(Dataset rows for apps and sites)
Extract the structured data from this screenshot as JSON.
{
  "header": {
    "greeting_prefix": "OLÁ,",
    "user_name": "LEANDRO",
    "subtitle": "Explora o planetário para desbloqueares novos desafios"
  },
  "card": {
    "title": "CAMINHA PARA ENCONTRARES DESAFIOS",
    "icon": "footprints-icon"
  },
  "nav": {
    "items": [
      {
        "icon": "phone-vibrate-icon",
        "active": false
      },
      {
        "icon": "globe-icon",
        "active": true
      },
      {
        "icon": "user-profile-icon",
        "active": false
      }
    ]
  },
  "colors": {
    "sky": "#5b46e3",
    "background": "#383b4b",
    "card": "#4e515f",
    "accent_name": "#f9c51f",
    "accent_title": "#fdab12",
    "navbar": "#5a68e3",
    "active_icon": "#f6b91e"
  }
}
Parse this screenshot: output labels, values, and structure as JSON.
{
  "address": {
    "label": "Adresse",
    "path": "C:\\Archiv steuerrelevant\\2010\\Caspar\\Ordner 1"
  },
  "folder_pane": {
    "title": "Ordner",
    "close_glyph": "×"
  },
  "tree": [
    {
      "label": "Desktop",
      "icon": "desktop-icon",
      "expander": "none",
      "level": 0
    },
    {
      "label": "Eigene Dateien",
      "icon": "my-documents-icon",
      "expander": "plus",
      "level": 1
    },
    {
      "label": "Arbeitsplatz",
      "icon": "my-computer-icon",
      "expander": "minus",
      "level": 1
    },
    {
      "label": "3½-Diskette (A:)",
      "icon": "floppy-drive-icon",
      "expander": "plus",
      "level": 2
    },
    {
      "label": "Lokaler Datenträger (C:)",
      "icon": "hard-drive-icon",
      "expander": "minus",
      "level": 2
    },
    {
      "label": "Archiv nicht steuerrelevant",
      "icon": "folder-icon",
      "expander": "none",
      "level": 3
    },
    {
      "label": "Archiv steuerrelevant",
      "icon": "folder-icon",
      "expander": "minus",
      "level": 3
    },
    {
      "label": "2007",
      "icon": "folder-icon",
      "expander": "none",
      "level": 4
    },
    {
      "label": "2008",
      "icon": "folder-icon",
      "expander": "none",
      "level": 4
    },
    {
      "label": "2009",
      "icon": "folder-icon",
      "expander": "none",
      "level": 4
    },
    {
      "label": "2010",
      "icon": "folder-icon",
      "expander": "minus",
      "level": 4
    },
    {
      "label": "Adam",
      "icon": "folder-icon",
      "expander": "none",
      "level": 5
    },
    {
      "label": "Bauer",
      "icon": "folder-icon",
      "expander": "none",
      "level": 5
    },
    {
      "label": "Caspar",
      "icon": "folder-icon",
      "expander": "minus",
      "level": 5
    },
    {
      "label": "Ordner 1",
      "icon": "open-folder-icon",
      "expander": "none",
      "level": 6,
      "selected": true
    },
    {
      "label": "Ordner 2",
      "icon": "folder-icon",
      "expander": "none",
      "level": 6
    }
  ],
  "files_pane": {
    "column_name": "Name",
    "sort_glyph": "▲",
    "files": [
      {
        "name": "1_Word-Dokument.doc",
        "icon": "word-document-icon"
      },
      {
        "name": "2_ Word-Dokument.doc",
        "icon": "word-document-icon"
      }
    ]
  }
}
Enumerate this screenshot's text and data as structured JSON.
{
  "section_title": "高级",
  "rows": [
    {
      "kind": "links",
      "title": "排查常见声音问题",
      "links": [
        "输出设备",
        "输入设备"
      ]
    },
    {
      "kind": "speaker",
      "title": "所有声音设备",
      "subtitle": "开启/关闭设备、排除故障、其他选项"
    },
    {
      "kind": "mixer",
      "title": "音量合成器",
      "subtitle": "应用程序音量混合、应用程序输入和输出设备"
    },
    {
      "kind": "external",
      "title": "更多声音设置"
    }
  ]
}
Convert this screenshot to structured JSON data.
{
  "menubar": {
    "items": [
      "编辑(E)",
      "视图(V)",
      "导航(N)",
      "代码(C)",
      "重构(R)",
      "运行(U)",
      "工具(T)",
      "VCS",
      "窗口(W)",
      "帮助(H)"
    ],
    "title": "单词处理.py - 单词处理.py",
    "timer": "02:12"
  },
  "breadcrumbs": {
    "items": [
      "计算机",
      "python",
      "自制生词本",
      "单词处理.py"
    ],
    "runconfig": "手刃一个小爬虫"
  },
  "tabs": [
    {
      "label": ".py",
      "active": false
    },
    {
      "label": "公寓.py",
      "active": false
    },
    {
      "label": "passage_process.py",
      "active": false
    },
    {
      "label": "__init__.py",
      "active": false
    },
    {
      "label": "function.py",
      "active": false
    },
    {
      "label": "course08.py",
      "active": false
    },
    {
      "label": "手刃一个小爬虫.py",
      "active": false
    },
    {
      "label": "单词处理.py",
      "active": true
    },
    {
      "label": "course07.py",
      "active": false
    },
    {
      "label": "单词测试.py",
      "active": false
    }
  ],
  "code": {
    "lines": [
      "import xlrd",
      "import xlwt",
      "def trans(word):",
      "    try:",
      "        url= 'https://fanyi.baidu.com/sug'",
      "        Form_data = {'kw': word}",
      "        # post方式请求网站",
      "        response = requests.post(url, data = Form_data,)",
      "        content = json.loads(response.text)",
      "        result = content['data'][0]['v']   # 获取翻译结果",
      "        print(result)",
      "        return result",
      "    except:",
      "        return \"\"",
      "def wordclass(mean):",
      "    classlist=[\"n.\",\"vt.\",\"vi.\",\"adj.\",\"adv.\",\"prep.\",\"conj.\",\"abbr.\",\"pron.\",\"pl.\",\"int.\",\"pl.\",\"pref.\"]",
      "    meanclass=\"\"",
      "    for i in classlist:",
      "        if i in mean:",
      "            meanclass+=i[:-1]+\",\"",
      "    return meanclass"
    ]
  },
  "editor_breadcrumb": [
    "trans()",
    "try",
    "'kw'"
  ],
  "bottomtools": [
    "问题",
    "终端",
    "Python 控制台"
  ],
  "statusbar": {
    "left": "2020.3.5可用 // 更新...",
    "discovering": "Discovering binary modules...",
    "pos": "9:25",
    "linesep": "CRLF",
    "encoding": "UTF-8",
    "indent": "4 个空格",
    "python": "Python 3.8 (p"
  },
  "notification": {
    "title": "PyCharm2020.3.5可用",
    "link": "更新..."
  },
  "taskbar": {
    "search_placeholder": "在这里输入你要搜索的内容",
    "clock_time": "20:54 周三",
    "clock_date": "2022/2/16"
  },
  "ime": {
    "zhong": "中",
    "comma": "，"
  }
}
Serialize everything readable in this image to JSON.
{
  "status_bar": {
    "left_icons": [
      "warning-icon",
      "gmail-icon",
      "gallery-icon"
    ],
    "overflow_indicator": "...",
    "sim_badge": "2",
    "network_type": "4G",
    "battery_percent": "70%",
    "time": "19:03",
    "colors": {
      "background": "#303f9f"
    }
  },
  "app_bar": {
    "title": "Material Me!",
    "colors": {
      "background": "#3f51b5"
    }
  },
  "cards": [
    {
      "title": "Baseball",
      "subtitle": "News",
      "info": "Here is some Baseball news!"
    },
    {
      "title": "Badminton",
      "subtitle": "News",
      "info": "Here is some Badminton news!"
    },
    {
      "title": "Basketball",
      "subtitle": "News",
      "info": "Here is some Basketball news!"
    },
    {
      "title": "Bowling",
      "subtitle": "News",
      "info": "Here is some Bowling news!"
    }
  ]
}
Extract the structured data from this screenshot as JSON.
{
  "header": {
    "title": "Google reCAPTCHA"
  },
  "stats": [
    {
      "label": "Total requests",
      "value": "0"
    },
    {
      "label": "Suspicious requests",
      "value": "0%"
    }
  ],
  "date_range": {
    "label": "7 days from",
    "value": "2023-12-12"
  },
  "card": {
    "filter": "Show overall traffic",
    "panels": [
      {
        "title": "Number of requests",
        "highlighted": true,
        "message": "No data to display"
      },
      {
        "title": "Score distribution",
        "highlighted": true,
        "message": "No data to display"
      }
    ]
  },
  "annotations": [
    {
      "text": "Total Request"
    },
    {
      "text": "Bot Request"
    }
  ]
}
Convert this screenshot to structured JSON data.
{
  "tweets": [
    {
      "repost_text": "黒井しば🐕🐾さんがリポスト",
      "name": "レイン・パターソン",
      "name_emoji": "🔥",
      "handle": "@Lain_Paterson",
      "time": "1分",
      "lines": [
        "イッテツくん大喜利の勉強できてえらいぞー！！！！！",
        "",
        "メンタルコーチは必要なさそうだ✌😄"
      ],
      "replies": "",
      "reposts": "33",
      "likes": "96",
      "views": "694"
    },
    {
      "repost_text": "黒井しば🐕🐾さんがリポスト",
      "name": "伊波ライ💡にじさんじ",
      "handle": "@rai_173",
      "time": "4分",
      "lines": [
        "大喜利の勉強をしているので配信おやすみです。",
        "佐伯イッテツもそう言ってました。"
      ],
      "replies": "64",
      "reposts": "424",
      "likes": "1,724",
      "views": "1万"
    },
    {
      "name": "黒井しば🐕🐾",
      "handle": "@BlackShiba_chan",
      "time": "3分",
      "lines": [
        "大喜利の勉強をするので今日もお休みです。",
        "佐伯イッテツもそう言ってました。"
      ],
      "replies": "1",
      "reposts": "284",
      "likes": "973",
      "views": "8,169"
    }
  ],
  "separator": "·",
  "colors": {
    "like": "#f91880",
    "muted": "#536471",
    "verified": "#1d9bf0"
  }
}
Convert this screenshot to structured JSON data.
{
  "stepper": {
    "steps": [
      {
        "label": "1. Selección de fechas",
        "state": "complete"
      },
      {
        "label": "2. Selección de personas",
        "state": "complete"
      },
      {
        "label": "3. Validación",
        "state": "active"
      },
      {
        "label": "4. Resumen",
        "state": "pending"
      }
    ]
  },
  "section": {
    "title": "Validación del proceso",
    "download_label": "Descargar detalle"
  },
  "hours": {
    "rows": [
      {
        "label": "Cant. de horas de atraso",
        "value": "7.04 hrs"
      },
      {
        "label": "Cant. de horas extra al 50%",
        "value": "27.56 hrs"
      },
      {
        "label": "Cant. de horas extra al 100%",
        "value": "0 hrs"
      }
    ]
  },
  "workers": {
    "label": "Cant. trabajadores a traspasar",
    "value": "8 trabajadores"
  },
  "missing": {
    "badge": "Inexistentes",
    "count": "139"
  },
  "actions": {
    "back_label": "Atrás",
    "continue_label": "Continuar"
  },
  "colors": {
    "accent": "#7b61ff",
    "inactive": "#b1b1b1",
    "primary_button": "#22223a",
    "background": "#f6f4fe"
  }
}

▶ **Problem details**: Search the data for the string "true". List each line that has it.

▶ **Result**:
        "active": true
      "selected": true
      "active": true
        "highlighted": true,
        "highlighted": true,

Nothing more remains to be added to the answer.